Polkton Family Embraces Habitat Home
Ebone Moore did a victory dance as she accepted the keys to her new home in Polkton. It was a muggy August Saturday, but the mother of two young children celebrated despite the heat.
“I’ve been in the Habitat process for five-and-a-half years,” she explained. She had logged 383 hours of work on the tidy brick house – what Habitat for Humanity calls “sweat equity” – and, finally, it had all paid off.
“It was my Mama’s dream to get this house built,” nine-year-old Emmanuel told the crowd gathered on High Street for the dedication. “God bless you all.”
The Moores’ home is part of the ambitious 100-home SECU Mountains-to-the-Sea Challenge, in which Habitat for Humanity NC partners with Habitat affiliates throughout North Carolina, using a $10 million State Employees Credit Union Foundation grant to build a home in each of the state’s 100 counties.
For Ebone Moore, the nearly 10 weeks of labor she contributed to her new home was fueled by her desire to put her son and daughter, Komoria, 7, into a stable situation.
“The only thing I didn’t do with the house was put the roof on,” she said in an interview. “The hardest part was just being persistent.”
With all the work and waiting – she’s expecting to finally move in at the end of August – she learned the value of dogged pursuit of her dream.
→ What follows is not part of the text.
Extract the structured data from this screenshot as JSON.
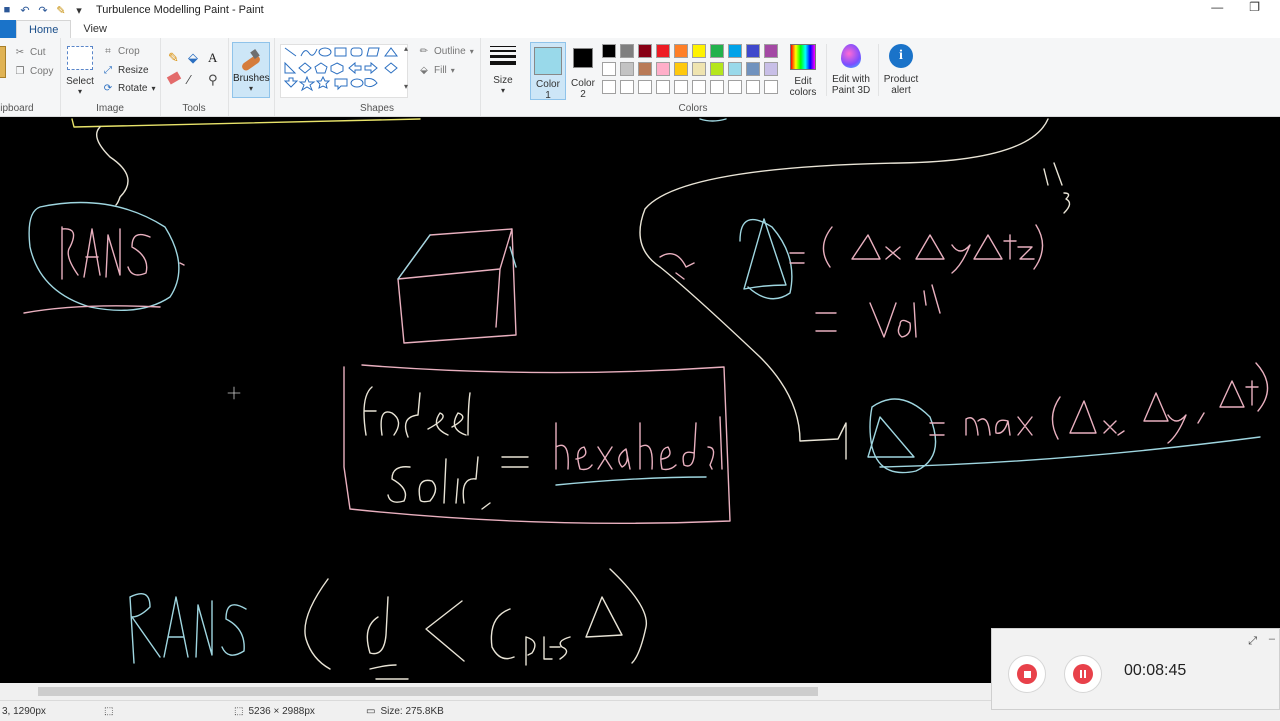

“Before, we had been renting” in public housing, said Moore, who works as a nutritional assistant at a local hospital. “I wanted to do something better for the kids in a place where they could play and be safe. Something I could afford.”
“My children absolutely love it,” Moore said. “They took their stuff into their rooms a month ago. They’re very excited. Each has their own room.”
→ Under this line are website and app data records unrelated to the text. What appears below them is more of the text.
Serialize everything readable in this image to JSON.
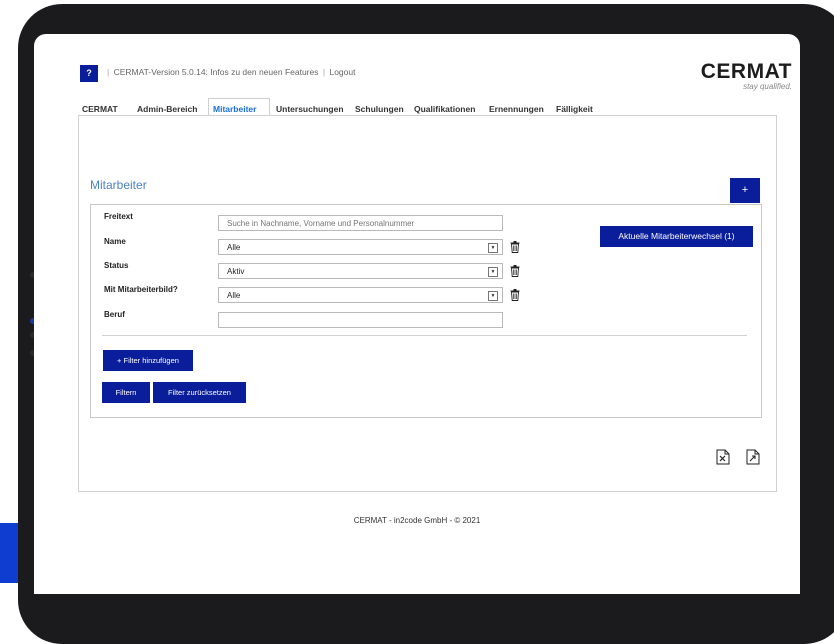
{
  "header": {
    "help_label": "?",
    "version_text": "CERMAT-Version 5.0.14: Infos zu den neuen Features",
    "logout_label": "Logout",
    "logo_text": "CERMAT",
    "logo_tagline": "stay qualified."
  },
  "tabs": [
    {
      "label": "CERMAT",
      "active": false
    },
    {
      "label": "Admin-Bereich",
      "active": false
    },
    {
      "label": "Mitarbeiter",
      "active": true
    },
    {
      "label": "Untersuchungen",
      "active": false
    },
    {
      "label": "Schulungen",
      "active": false
    },
    {
      "label": "Qualifikationen",
      "active": false
    },
    {
      "label": "Ernennungen",
      "active": false
    },
    {
      "label": "Fälligkeit",
      "active": false
    }
  ],
  "main": {
    "title": "Mitarbeiter",
    "add_label": "+",
    "wechsel_label": "Aktuelle Mitarbeiterwechsel (1)"
  },
  "filters": {
    "freitext": {
      "label": "Freitext",
      "placeholder": "Suche in Nachname, Vorname und Personalnummer",
      "value": ""
    },
    "name": {
      "label": "Name",
      "selected": "Alle"
    },
    "status": {
      "label": "Status",
      "selected": "Aktiv"
    },
    "bild": {
      "label": "Mit Mitarbeiterbild?",
      "selected": "Alle"
    },
    "beruf": {
      "label": "Beruf",
      "value": ""
    }
  },
  "actions": {
    "add_filter_label": "+ Filter hinzufügen",
    "filter_label": "Filtern",
    "reset_label": "Filter zurücksetzen"
  },
  "icons": {
    "trash": "trash-icon",
    "export_excel": "excel-export-icon",
    "export_file": "file-export-icon"
  },
  "colors": {
    "primary": "#0a1e9c",
    "accent_text": "#4a82c6",
    "active_tab": "#1a6fd6"
  },
  "footer": {
    "text": "CERMAT - in2code GmbH - © 2021"
  }
}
The Moore family’s home is house number 137 for Union-Anson County Habitat, said Mike Reece, the affiliate’s executive director.
“It’s only a house until the family moves in; they make it a home,” he told the crowd. But despite its modest size, the house on High Street boasts energy-efficient designs that keep utility costs low – important for families of modest means – as well as a sprinkler system that helps keep insurance costs down.
Besides giving comfort and hope to a family in need, this Habitat home gives a lift to a group of former Brown Creek Correctional Facility prisoners who used the homebuilding and masonry skills they learned behind bars to help them learn an honorable trade as free men.
Even the men still serving time helped by building the garden shed for this and other Habitat homes – learning skills that can lift them when they are released.
And this is not the end of the good works brought on by the SECU Challenge for the Union-Anson Habitat affiliate: When the mortgage is turned over to the Moore family, SECU immediately grants the affiliate the full amount of the mortgage. That money is going into another house that will make the dream of homeownership a reality for another deserving family in Union County; work begins in February.
For more information contact Bill DuPre, Habitat for Humanity NC,